The Utah Recreational Land Exchange Act of 2009 authorized a trade of about 45,000 acres of state lands including scenic Colorado River redrock like Corona Arch for some 36,000 acres of oil- and gas-rich lands in eastern Utah. Still, the BLM has not come up with its half of the hundreds of thousands of dollars in appraisal costs needed to make it happen.
On Thursday, the School and Institutional Trust Lands Administration (SITLA) won tentative approval from its board to pay for initial mineral and environmental appraisals that could cost $350,000. Other needed appraisals could boost the total to $750,000, half of which the state expects the BLM to reimburse in extra land when the swap is done.
"If we're doing this [swap]," SITLA Director Kevin Carter said, "it's time to do it."
The prospect of paying for appraisals with no guarantee the swap will be completed irked Margaret Bird, education specialist with the state School Children's Trust. Schools are beneficiaries of SITLA revenues and would gain from any oil and gas development on the lands that BLM would be trading to the state.
"It's mind-boggling to me," Bird said, "that an agency [BLM] that has over a billion-dollar budget cannot come up with their half when Congress has told them to do it."
She plans to contact Rep. Rob Bishop and Sen. Orrin Hatch, both R-Utah, to see if they can spur any movement by the BLM or funding mechanism through Congress.
For now, board members said SITLA could start looking for appraisers with the assumption that the state will have to recoup its costs by tacking federal lands onto the swap.

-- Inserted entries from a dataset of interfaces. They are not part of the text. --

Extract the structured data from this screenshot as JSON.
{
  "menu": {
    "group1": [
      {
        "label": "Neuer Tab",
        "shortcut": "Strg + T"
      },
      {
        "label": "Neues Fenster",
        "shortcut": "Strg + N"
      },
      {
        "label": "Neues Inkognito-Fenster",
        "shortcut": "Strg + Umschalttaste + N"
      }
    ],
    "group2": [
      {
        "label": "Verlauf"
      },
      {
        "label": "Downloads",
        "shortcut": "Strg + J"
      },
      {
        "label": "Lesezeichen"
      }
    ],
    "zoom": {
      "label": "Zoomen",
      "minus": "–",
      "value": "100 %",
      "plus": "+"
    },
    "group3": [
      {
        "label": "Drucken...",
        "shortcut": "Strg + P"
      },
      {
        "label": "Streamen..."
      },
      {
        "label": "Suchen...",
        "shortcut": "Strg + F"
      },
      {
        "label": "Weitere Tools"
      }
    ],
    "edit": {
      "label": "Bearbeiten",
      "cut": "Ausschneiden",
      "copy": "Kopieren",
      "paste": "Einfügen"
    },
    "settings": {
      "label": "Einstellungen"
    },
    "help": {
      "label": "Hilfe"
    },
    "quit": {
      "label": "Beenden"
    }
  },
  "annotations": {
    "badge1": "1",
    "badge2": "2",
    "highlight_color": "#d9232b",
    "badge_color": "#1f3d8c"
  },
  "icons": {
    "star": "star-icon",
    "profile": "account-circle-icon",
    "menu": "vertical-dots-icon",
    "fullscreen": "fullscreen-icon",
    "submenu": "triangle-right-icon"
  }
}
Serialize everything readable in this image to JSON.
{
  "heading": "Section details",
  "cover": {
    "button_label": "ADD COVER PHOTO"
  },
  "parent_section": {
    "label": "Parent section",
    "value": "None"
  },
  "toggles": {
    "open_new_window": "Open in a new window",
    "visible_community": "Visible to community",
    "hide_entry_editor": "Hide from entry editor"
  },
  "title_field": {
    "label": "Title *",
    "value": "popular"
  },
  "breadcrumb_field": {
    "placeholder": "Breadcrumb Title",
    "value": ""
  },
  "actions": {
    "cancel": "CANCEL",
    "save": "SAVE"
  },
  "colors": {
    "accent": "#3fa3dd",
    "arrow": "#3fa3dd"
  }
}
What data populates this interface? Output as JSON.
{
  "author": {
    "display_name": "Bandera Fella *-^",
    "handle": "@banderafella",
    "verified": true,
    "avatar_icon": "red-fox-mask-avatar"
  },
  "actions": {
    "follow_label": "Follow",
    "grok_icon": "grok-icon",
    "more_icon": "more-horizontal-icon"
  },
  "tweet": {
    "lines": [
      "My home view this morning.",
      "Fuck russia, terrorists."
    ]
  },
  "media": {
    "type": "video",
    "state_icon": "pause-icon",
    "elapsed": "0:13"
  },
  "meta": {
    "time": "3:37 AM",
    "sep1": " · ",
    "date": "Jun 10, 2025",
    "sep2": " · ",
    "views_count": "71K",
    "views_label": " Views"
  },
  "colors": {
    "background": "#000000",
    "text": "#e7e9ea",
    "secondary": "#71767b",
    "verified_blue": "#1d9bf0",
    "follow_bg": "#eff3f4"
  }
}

If Congress or the BLM makes funds available before that, they said, then the agency can reimburse the state in cash.
BLM state office director Juan Palma is still seeking funds to pay the agency's half, spokeswoman Lola Bird said. "We all want this to happen," she added.
Environmentalists like the swap, and worked for its passage in Congress, because it protects "remarkable places along the Colorado River," said Bill Hedden, executive director of the Grand Canyon Trust.
"The schoolkids come out ahead and the natural places come out ahead," Hedden said. "It's a great exchange."